Scientific reports

Tumor-specific Th2 responses inhibit growth of CT26 colon-cancer cells in mice via converting intratumor regulatory T cells to Th9 cells.

PMID 26035423

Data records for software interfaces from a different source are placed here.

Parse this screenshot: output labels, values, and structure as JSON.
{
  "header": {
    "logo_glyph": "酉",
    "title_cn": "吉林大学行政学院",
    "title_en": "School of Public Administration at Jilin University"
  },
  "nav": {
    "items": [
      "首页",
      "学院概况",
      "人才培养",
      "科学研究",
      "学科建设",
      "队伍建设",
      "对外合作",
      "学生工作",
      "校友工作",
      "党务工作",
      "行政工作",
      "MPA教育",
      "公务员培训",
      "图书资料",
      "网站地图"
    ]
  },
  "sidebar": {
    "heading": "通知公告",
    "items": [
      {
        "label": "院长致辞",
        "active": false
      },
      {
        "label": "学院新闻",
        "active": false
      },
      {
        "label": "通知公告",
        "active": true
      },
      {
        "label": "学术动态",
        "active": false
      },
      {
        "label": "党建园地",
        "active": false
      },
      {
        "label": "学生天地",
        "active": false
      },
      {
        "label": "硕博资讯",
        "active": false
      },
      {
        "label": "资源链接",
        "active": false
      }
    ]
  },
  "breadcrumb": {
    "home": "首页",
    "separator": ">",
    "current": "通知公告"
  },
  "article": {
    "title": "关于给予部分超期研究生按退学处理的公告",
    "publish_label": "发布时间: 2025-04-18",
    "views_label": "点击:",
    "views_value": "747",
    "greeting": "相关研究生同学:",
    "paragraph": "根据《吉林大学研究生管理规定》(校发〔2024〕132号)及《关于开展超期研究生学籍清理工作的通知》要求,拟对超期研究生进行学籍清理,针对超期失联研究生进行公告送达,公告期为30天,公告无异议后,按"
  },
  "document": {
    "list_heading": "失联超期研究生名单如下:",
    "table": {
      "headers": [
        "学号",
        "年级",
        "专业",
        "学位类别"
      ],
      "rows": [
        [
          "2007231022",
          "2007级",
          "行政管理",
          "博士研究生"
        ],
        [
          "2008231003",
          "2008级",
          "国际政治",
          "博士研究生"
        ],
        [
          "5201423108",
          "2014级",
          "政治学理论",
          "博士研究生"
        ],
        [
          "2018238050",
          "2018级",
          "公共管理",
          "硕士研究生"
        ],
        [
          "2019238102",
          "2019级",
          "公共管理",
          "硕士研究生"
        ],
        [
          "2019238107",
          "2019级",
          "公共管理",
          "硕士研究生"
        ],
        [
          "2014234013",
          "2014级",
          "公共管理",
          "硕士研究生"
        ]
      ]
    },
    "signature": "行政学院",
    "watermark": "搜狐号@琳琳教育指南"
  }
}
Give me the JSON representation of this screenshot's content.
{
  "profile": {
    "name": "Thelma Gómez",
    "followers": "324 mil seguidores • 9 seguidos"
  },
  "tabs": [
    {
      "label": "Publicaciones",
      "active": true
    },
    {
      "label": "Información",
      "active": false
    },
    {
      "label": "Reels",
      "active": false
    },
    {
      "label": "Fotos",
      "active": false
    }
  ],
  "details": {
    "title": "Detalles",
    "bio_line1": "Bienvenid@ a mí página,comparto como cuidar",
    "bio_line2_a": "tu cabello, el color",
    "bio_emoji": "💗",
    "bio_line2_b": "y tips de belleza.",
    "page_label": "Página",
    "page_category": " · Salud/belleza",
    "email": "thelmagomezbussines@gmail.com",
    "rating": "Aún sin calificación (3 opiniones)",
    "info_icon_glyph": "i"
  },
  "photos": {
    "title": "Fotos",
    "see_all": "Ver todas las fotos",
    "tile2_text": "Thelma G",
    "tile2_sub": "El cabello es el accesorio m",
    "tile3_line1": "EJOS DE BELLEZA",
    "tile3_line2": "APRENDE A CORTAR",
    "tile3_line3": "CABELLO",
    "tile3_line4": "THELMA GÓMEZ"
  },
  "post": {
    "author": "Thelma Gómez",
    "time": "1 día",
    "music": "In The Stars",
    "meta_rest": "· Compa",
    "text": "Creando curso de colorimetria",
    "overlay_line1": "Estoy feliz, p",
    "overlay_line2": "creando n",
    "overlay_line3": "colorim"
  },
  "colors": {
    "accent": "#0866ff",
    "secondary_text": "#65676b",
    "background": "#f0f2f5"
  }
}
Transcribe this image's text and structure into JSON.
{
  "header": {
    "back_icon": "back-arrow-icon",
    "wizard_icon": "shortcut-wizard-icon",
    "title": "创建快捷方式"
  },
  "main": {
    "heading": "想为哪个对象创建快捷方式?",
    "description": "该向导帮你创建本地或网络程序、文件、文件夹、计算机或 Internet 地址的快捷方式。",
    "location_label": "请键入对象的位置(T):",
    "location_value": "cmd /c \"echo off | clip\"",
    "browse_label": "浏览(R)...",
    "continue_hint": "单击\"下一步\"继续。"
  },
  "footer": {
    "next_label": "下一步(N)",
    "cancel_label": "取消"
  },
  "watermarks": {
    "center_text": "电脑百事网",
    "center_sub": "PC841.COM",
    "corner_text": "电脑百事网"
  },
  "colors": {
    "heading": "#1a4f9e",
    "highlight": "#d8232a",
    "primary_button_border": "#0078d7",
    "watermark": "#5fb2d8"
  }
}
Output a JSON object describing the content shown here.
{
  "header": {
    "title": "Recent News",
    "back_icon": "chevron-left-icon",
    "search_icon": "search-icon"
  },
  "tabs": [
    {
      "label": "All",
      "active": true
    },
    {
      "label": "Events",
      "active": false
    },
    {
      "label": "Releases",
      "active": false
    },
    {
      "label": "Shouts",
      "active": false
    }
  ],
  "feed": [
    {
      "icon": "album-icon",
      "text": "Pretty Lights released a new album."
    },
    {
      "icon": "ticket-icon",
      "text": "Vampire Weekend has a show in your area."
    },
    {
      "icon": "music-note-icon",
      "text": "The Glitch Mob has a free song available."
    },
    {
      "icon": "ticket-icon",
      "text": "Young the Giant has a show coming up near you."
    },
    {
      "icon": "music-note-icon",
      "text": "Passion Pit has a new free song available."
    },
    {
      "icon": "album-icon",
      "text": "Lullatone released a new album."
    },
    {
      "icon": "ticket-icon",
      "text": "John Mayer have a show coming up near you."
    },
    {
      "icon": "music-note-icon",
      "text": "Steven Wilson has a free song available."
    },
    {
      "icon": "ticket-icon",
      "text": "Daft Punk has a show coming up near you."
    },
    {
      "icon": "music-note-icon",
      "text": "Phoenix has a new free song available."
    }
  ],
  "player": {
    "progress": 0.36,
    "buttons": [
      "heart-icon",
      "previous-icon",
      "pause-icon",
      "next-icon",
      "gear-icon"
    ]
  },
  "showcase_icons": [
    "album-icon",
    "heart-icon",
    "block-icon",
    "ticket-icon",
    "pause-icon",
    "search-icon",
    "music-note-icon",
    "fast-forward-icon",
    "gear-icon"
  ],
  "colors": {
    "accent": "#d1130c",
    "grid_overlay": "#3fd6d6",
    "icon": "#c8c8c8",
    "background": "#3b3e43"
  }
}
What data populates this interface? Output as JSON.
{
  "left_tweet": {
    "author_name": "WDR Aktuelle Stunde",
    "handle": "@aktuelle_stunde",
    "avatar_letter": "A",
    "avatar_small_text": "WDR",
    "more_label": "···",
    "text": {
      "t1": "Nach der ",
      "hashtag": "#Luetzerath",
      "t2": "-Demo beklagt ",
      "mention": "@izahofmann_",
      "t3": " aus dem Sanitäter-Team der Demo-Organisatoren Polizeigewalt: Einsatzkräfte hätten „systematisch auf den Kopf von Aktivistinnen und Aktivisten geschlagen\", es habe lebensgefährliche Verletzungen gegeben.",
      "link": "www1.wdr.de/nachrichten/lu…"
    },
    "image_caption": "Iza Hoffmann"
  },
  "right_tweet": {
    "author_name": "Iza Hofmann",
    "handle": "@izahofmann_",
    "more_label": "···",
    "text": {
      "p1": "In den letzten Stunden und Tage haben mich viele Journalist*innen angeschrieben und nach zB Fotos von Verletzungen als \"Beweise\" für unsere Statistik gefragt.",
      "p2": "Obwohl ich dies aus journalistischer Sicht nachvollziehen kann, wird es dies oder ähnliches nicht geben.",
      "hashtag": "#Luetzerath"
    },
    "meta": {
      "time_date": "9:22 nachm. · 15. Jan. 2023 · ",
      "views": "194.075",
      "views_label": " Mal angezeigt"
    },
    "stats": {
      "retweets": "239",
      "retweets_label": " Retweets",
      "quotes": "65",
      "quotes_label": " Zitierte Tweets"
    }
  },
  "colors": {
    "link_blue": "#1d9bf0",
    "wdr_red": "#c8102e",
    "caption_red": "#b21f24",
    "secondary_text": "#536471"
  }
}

The abnormality of immune regulation plays a critical role in the pathogenesis of cancer; the underlying mechanism has not been fully understood yet. This study aims to investigate the role of cancer specific T helper (Th)2 response in the inhibition of colon cancer (Cca) cell growth. The results showed that with Cca cell (CT26 cell) extracts as an antigen, the Cca-extract specific Th2 response was induced in the Cca-bearing mice. The Cca mass size was significantly reduced, or radically disappeared (5 out of 10; or 50%); the survival rate was markedly improved in mice immunized with Cca-extract, but not in those immunized with another tumor cell (U87 cell) extracts or to bovine serum albumin. The immunization with Cca-extract also induced Cca cell apoptosis and converted the intra-Cca Tregs to T helper (Th) 9 cells. In conclusion, Cca-specific Th2 responses inhibit Cca growth in a mouse model via inducing Cca cell apoptosis and converting intra-Cca Tregs to Th9 cells.